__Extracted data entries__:

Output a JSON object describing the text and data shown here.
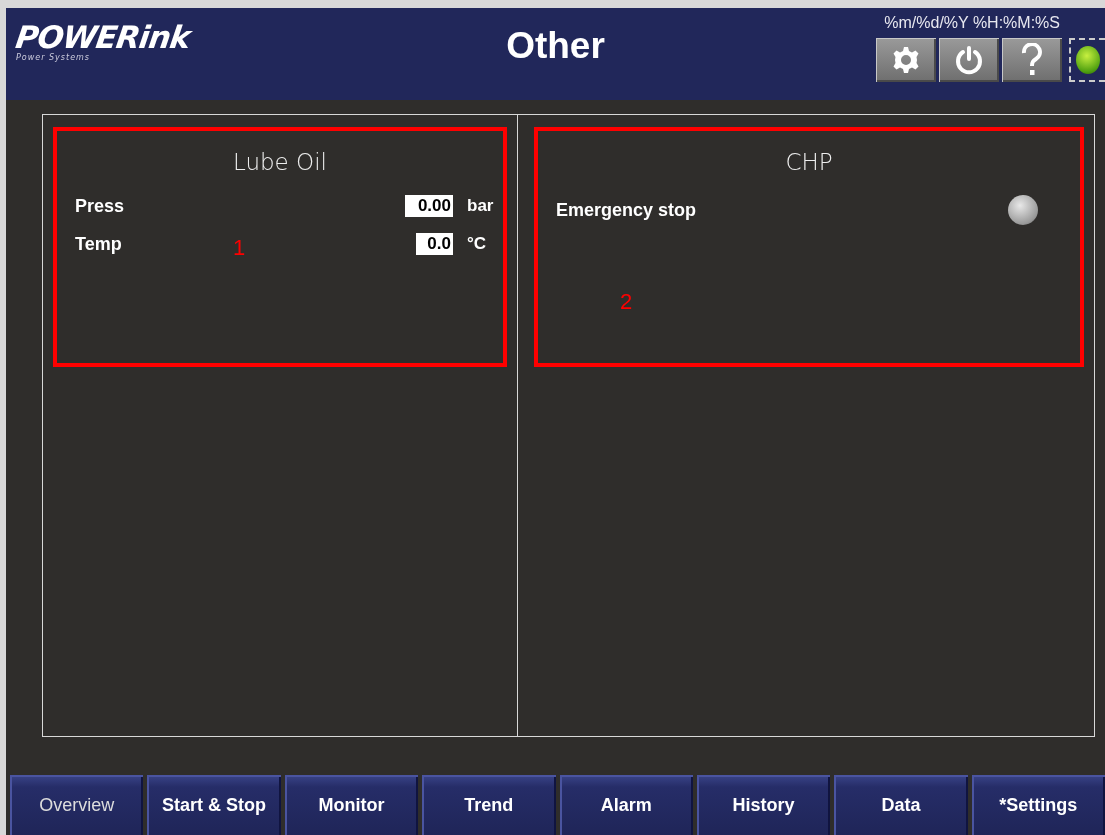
{
  "header": {
    "logo": "POWERink",
    "logo_tagline": "Power Systems",
    "title": "Other",
    "datetime": "%m/%d/%Y %H:%M:%S",
    "buttons": [
      {
        "kind": "settings"
      },
      {
        "kind": "power"
      },
      {
        "kind": "help"
      }
    ],
    "status_lamp": {
      "on": true
    }
  },
  "panels": [
    {
      "title": "Lube Oil",
      "annotation": "1",
      "rows": [
        {
          "kind": "value",
          "label": "Press",
          "value": "0.00",
          "unit": "bar"
        },
        {
          "kind": "value",
          "label": "Temp",
          "value": "0.0",
          "unit": "°C"
        }
      ]
    },
    {
      "title": "CHP",
      "annotation": "2",
      "rows": [
        {
          "kind": "lamp",
          "label": "Emergency stop",
          "on": false
        }
      ]
    }
  ],
  "tabs": [
    {
      "label": "Overview",
      "selected": true
    },
    {
      "label": "Start & Stop",
      "selected": false
    },
    {
      "label": "Monitor",
      "selected": false
    },
    {
      "label": "Trend",
      "selected": false
    },
    {
      "label": "Alarm",
      "selected": false
    },
    {
      "label": "History",
      "selected": false
    },
    {
      "label": "Data",
      "selected": false
    },
    {
      "label": "*Settings",
      "selected": false
    }
  ]
}
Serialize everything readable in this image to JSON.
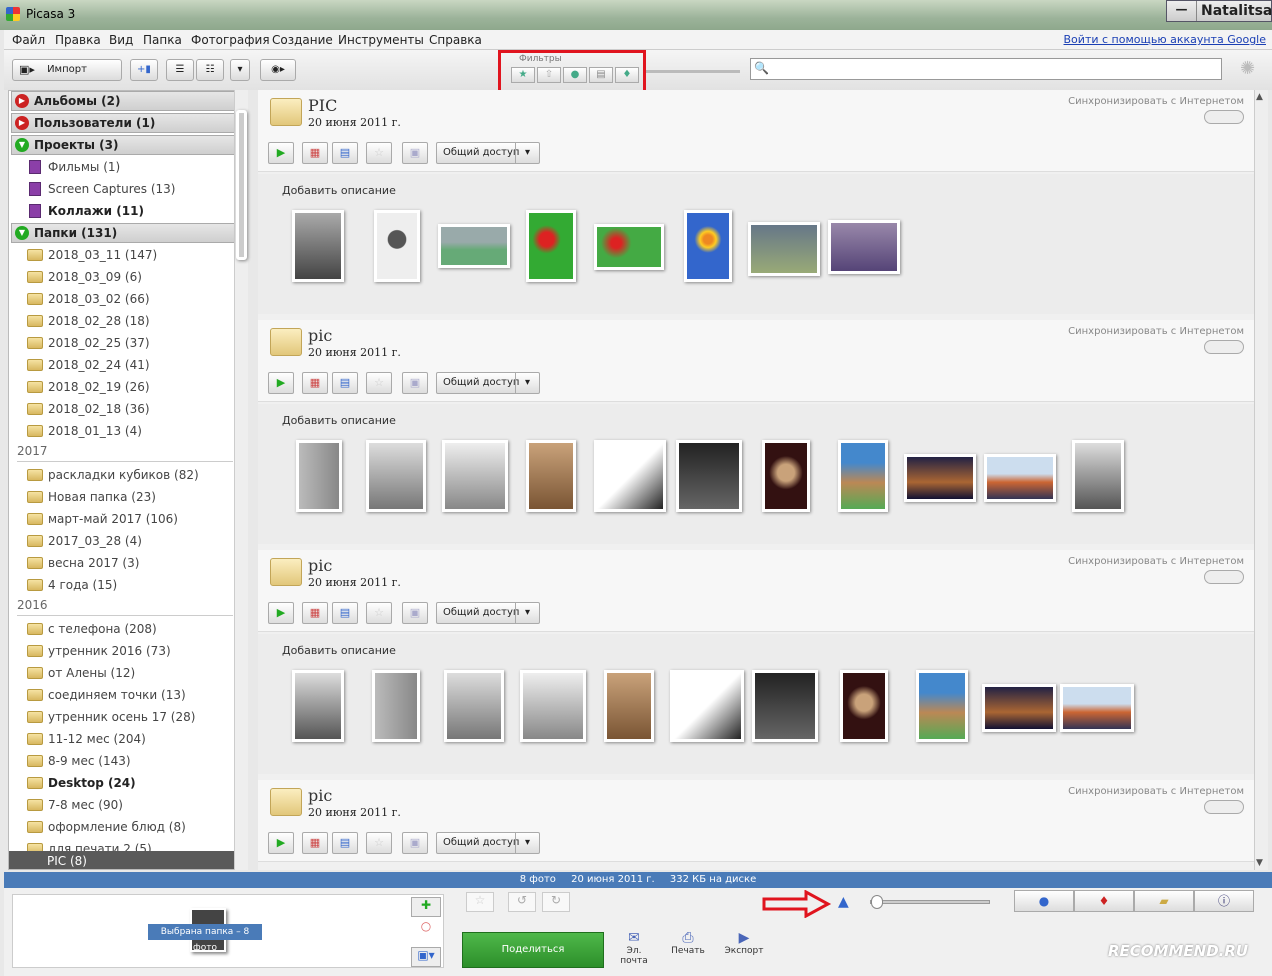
{
  "window": {
    "title": "Picasa 3",
    "user": "Natalitsa"
  },
  "menu": {
    "items": [
      "Файл",
      "Правка",
      "Вид",
      "Папка",
      "Фотография",
      "Создание",
      "Инструменты",
      "Справка"
    ],
    "login": "Войти с помощью аккаунта Google"
  },
  "toolbar": {
    "import_label": "Импорт",
    "filters_label": "Фильтры"
  },
  "search": {
    "placeholder": ""
  },
  "sidebar": {
    "albums": "Альбомы (2)",
    "users": "Пользователи (1)",
    "projects": "Проекты (3)",
    "project_items": [
      "Фильмы (1)",
      "Screen Captures (13)",
      "Коллажи (11)"
    ],
    "folders": "Папки (131)",
    "folders_top": [
      "2018_03_11 (147)",
      "2018_03_09 (6)",
      "2018_03_02 (66)",
      "2018_02_28 (18)",
      "2018_02_25 (37)",
      "2018_02_24 (41)",
      "2018_02_19 (26)",
      "2018_02_18 (36)",
      "2018_01_13 (4)"
    ],
    "year_2017": "2017",
    "folders_2017": [
      "раскладки кубиков (82)",
      "Новая папка (23)",
      "март-май 2017 (106)",
      "2017_03_28 (4)",
      "весна 2017 (3)",
      "4 года (15)"
    ],
    "year_2016": "2016",
    "folders_2016": [
      "с телефона (208)",
      "утренник 2016 (73)",
      "от Алены (12)",
      "соединяем точки (13)",
      "утренник осень 17 (28)",
      "11-12 мес (204)",
      "8-9 мес (143)",
      "Desktop (24)",
      "7-8 мес (90)",
      "оформление блюд (8)",
      "для печати 2 (5)"
    ],
    "selected": "PIC (8)"
  },
  "albums": [
    {
      "name": "PIC",
      "date": "20 июня 2011 г.",
      "sync": "Синхронизировать с Интернетом",
      "share": "Общий доступ",
      "desc": "Добавить описание"
    },
    {
      "name": "pic",
      "date": "20 июня 2011 г.",
      "sync": "Синхронизировать с Интернетом",
      "share": "Общий доступ",
      "desc": "Добавить описание"
    },
    {
      "name": "pic",
      "date": "20 июня 2011 г.",
      "sync": "Синхронизировать с Интернетом",
      "share": "Общий доступ",
      "desc": "Добавить описание"
    },
    {
      "name": "pic",
      "date": "20 июня 2011 г.",
      "sync": "Синхронизировать с Интернетом",
      "share": "Общий доступ",
      "desc": ""
    }
  ],
  "status": {
    "count": "8 фото",
    "date": "20 июня 2011 г.",
    "size": "332 КБ на диске"
  },
  "tray": {
    "selected_badge": "Выбрана папка – 8 фото",
    "share_button": "Поделиться",
    "email": "Эл. почта",
    "print": "Печать",
    "export": "Экспорт"
  },
  "watermark": "RECOMMEND.RU",
  "colors": {
    "highlight_red": "#e0141e",
    "status_blue": "#4a7bb8",
    "share_green": "#2d8f2a"
  }
}
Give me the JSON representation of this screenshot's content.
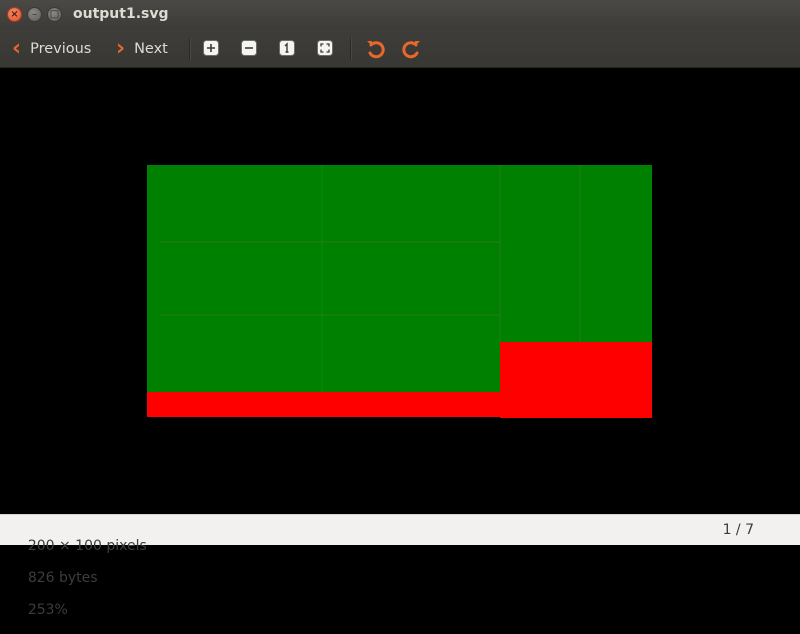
{
  "window": {
    "title": "output1.svg",
    "close_glyph": "×",
    "minimize_glyph": "–",
    "maximize_glyph": "□"
  },
  "toolbar": {
    "previous_label": "Previous",
    "next_label": "Next",
    "icons": [
      "zoom-in-icon",
      "zoom-out-icon",
      "zoom-1to1-icon",
      "zoom-fit-icon",
      "rotate-left-icon",
      "rotate-right-icon"
    ]
  },
  "image": {
    "colors": {
      "green": "#008000",
      "red": "#ff0000",
      "background": "#000000"
    }
  },
  "status": {
    "dimensions": "200 × 100 pixels",
    "size": "826 bytes",
    "zoom": "253%",
    "page": "1 / 7"
  }
}
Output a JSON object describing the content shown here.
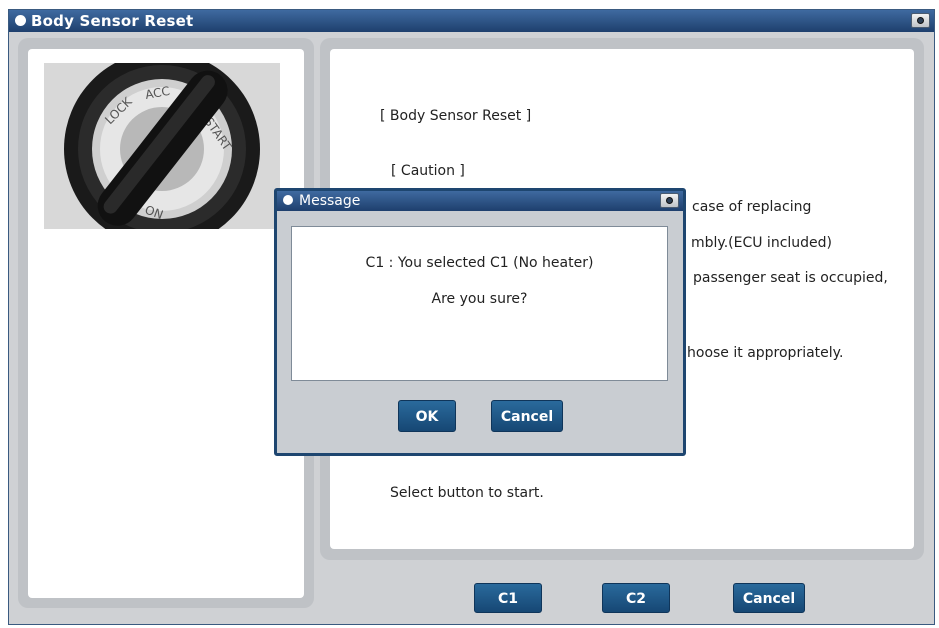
{
  "window": {
    "title": "Body Sensor Reset"
  },
  "content": {
    "heading": "[ Body Sensor Reset ]",
    "caution": "[ Caution ]",
    "line1": "case of replacing",
    "line2": "mbly.(ECU included)",
    "line3": "passenger seat is occupied,",
    "line4": "hoose it appropriately.",
    "instruction": "Select button to start."
  },
  "buttons": {
    "c1": "C1",
    "c2": "C2",
    "cancel": "Cancel"
  },
  "dialog": {
    "title": "Message",
    "message_line1": "C1 : You selected C1 (No heater)",
    "message_line2": "Are you sure?",
    "ok": "OK",
    "cancel": "Cancel"
  },
  "image": {
    "description_icon": "ignition-switch-photo",
    "key_labels": [
      "LOCK",
      "ACC",
      "START",
      "ON"
    ]
  }
}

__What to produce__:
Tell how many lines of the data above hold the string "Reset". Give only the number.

__Task response__:
2